Another special feature: The lighting system was equipped with a fog sensor that is connected to the “Wall TSC”, acolour change controller with 1024 channels and digital inputs.
By means of a threshold value switch created in-houseby Hess, it is ensured that in the case of fog with visibility under 100 metres, the lighting is switched off and the effect of an illuminated “haze dome” is avoided. Another clever and innovative piece of equipment – just the right feature for an extraordinary tower.
Rottweil’s new landmark ...
… in all its nighttime splendour!
Interview with L-PLAN LIGHTING DESIGN
Additionally to an innovative lighting design, the lighting design consultancy L-PLAN LIGHTING DESIGN from Berlin also presented the basics for the lighting concept.
We talked to Mr. Gremer, one of the two managing directors of L-Plan, about the essential work that had to be done concerning the lighting well before the tower was constructed.
Mr. Germer, what were the first steps that you took in this project?
The lighting of the tower has a long history indeed. The requirements for façade lighting were already part of an environmental report drawn up in 2014, which was part of the justification for the development plan. For this purpose, we prepared a corresponding assessment in which important topics such as luminance, scattered light, insectfriendliness and on/off times, depending on the season, were addressed and evaluated.
What was particularly important to you?
In addition to the environmentally relevant topics, the prominent position of the tower and its unique architecture naturally played a decisive role. We regard "light" as an integral part of architecture. Therefore, it was important to enhance the unique architectural language of the tower and its prominent appearance with a distinctive lighting design.
What types of lighting were up for discussion?
We considered a great variety of possibilities, such as backlighting the façade, illuminating the tower core itself as well as illuminating the façade, i.e. the shell of the tower from the outside. The latter proved to be the best solution.
What was the decisive factor in this decision?
In the course of an on-site sampling, it became apparent that the sculptural quality and the spiral-like façade spiralling towards the sky can only be effectively staged by illuminating the shell from the outside, i.e. from the ground. The visual effect of the convex-concave silhouette would have gone lost when using another form of illumination. I think the result speaks for itself: An incredibly beautiful appearance at night – while adhering to the economic and ecological framework conditions.

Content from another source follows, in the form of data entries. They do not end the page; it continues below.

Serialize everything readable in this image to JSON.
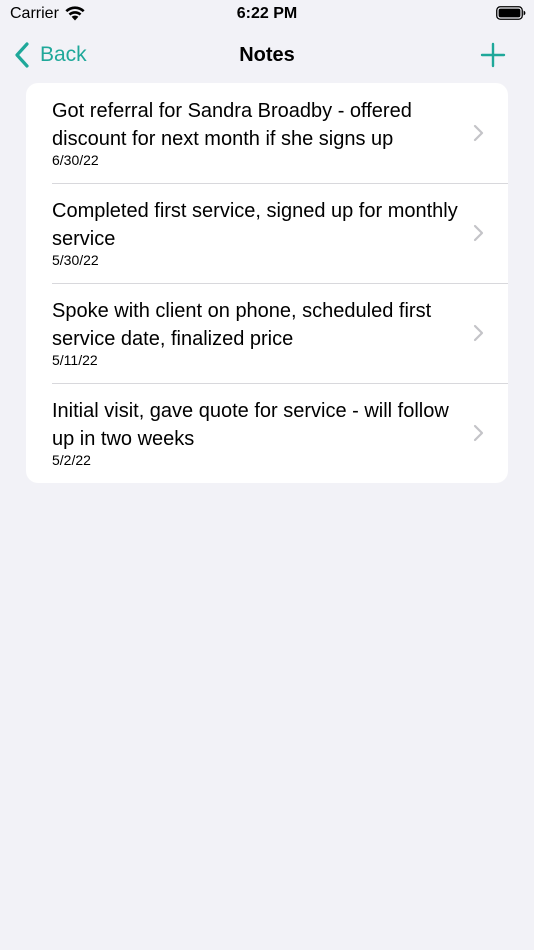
{
  "status_bar": {
    "carrier": "Carrier",
    "time": "6:22 PM",
    "wifi_icon": "wifi-icon",
    "battery_icon": "battery-icon"
  },
  "nav": {
    "back_label": "Back",
    "title": "Notes",
    "add_icon": "plus-icon",
    "accent_color": "#1fa89a"
  },
  "notes": [
    {
      "text": "Got referral for Sandra Broadby - offered discount for next month if she signs up",
      "date": "6/30/22"
    },
    {
      "text": "Completed first service, signed up for monthly service",
      "date": "5/30/22"
    },
    {
      "text": "Spoke with client on phone, scheduled first service date, finalized price",
      "date": "5/11/22"
    },
    {
      "text": "Initial visit, gave quote for service - will follow up in two weeks",
      "date": "5/2/22"
    }
  ]
}
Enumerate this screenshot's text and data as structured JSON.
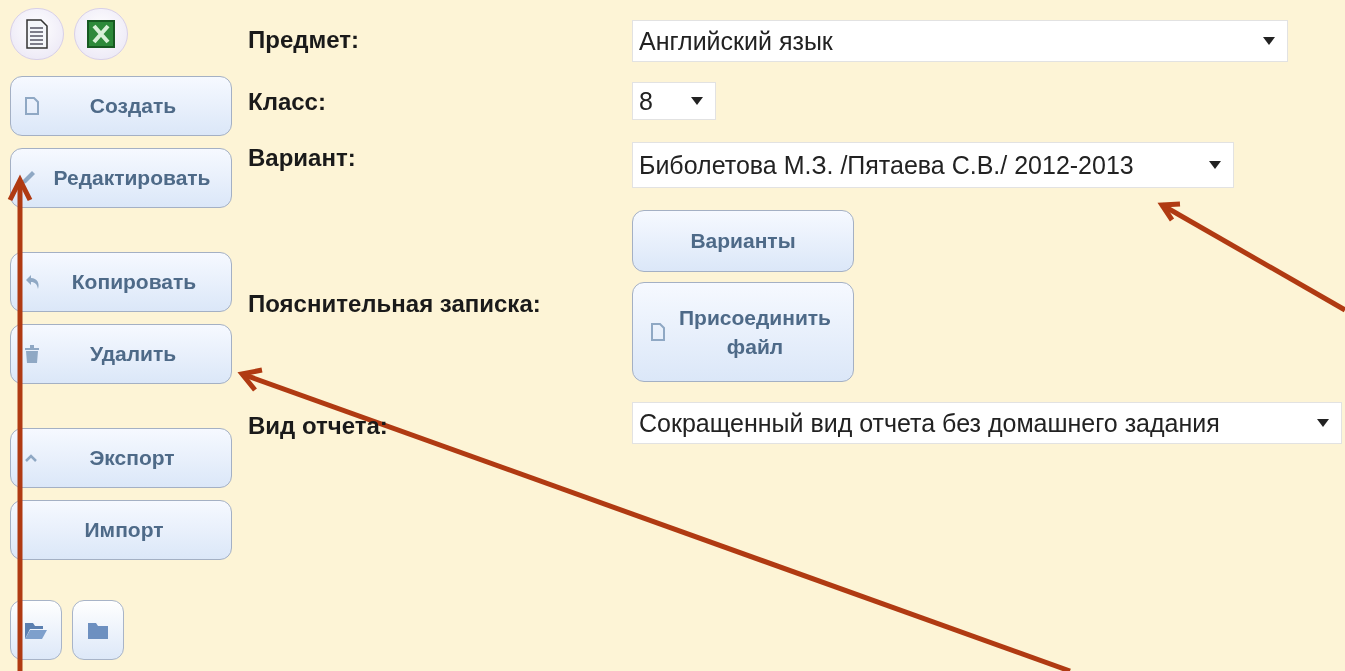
{
  "sidebar": {
    "top_icons": [
      {
        "kind": "document"
      },
      {
        "kind": "spreadsheet"
      }
    ],
    "groups": [
      [
        {
          "label": "Создать",
          "kind": "document"
        },
        {
          "label": "Редактировать",
          "kind": "pencil"
        }
      ],
      [
        {
          "label": "Копировать",
          "kind": "undo"
        },
        {
          "label": "Удалить",
          "kind": "trash"
        }
      ],
      [
        {
          "label": "Экспорт",
          "kind": "caret"
        },
        {
          "label": "Импорт",
          "kind": "plain"
        }
      ]
    ],
    "bottom_icons": [
      {
        "kind": "folder-open"
      },
      {
        "kind": "folder"
      }
    ]
  },
  "form": {
    "subject": {
      "label": "Предмет:",
      "value": "Английский язык"
    },
    "grade": {
      "label": "Класс:",
      "value": "8"
    },
    "variant": {
      "label": "Вариант:",
      "value": "Биболетова М.З. /Пятаева С.В./ 2012-2013"
    },
    "variants_button": "Варианты",
    "note": {
      "label": "Пояснительная записка:",
      "button": "Присоединить файл"
    },
    "report": {
      "label": "Вид отчета:",
      "value": "Сокращенный вид отчета без домашнего задания"
    }
  }
}
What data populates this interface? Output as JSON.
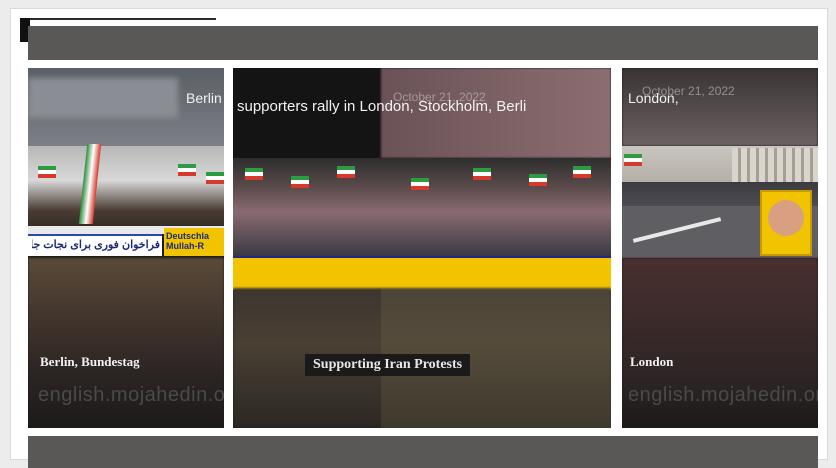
{
  "colors": {
    "bar": "#5a5757",
    "card": "#ffffff",
    "banner": "#f2c400",
    "banner_text": "#1a2a7a"
  },
  "tiles": {
    "left": {
      "top_label": "Berlin",
      "banner": "فراخوان فوری برای نجات جان ز",
      "banner_side": "Deutschla Mullah-R",
      "caption": "Berlin, Bundestag",
      "watermark": "english.mojahedin.org/"
    },
    "middle": {
      "heading": "supporters rally in London, Stockholm, Berli",
      "date": "October 21, 2022",
      "badge": "Supporting Iran Protests"
    },
    "right": {
      "top_label": "London,",
      "date": "October 21, 2022",
      "caption": "London",
      "watermark": "english.mojahedin.org/"
    }
  }
}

L-PLAN LIGHTING DESIGN
L-PLAN LIGHTING DESIGN is an independent lighting design consultancy based in Berlin. The consultancy was founded in 1998 by Michael Rohde.
L-PLAN stands for creative, high-quality and sustainable lighting design and for many years of project experience, in particular for artificial lighting and daylight planning, lighting master planning, luminaire development and event lighting as well as light installations.
L-PLAN works interdisciplinarily and brings together knowledge and expertise from the fields of architecture, interior design, product design and electrical engineering.
The company works nationally and internationally and designs lighting for museums, religious buildings, representative buildings, office and administration buildings, traffic structures, sales rooms, hotels and restaurants, media façades and outdoor spaces.
Further information on L-PLAN can be found at: www.l-plan.de